On World Humanitarian Day (19 August 2015), CARE and partners around the globe are raising awareness of the importance of focusing on the role of women in improving humanitarian action. In a joint statement, organisations are calling on the upcoming World Humanitarian Summit (WHS) to put women’s leadership, gender equality and gender-based violence (GBV) at the heart of major global reforms to better protect and assist people affected by crisis.
Putting women at the heart of what we do is fundamental to all of CARE’s work in Cambodia. The joint statement highlights the importance of empowering women to participate in responding to crises. In order to achieve this, Cambodia needs strong women with the knowledge and confidence to represent the needs of women during emergencies.
For this reason, CARE aims to develop female leaders—within their homes, their communities, and ultimately their country—who can support Cambodia’s future.
In Ratanak Kiri, CARE works to ensure girls from ethnic minorities have access to education and develop their confidence in their abilities. In Phnom Penh, CARE’s work with women in garment factories is improving women’s life skills while simultaneously developing leaders in the workplace. In Koh Kong, women who learned improved agricultural skills are now leading groups of female farmers and representing their needs to local authorities.
By providing opportunities for women’s empowerment, CARE hopes to ensure that when emergencies happen they have the skills and confidence to step forward and make their voices heard.

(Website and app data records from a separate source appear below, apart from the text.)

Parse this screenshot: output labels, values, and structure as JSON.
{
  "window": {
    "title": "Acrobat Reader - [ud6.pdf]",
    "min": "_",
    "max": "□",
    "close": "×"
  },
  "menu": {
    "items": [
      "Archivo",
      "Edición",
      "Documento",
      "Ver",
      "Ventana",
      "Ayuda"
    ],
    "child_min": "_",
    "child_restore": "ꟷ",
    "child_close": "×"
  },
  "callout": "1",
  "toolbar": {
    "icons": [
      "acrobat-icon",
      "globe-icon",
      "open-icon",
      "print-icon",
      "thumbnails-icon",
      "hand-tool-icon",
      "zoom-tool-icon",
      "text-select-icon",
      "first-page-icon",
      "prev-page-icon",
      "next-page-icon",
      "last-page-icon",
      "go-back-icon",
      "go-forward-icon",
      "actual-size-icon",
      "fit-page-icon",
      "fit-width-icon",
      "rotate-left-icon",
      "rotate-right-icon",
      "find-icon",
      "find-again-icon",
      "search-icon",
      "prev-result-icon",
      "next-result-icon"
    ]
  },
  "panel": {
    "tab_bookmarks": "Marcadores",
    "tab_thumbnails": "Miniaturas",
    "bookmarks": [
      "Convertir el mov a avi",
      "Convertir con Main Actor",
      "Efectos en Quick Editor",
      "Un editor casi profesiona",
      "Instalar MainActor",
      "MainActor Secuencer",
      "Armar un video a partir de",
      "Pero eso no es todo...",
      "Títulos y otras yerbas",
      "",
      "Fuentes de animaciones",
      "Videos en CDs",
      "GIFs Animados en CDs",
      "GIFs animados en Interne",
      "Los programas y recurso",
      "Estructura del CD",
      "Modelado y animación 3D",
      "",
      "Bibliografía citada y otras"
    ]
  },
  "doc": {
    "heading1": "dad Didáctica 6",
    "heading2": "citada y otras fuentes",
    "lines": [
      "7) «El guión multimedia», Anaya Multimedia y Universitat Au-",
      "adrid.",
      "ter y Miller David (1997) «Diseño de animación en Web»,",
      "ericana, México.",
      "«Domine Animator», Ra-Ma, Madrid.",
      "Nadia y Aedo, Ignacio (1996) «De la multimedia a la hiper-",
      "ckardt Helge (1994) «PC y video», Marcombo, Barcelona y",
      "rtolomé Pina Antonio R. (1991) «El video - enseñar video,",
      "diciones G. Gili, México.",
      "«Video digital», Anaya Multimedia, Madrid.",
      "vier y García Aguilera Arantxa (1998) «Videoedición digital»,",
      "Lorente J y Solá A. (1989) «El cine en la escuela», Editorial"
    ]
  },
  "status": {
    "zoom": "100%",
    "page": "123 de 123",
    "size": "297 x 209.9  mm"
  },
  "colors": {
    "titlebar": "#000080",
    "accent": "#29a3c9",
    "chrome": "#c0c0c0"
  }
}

However, while increasing women’s agency to act is key, it is also important for governments and institutions to recognise the value of women’s contributions to response and recovery efforts. CARE believes that in doing so more lives will be saved and resilience efforts will be strengthened.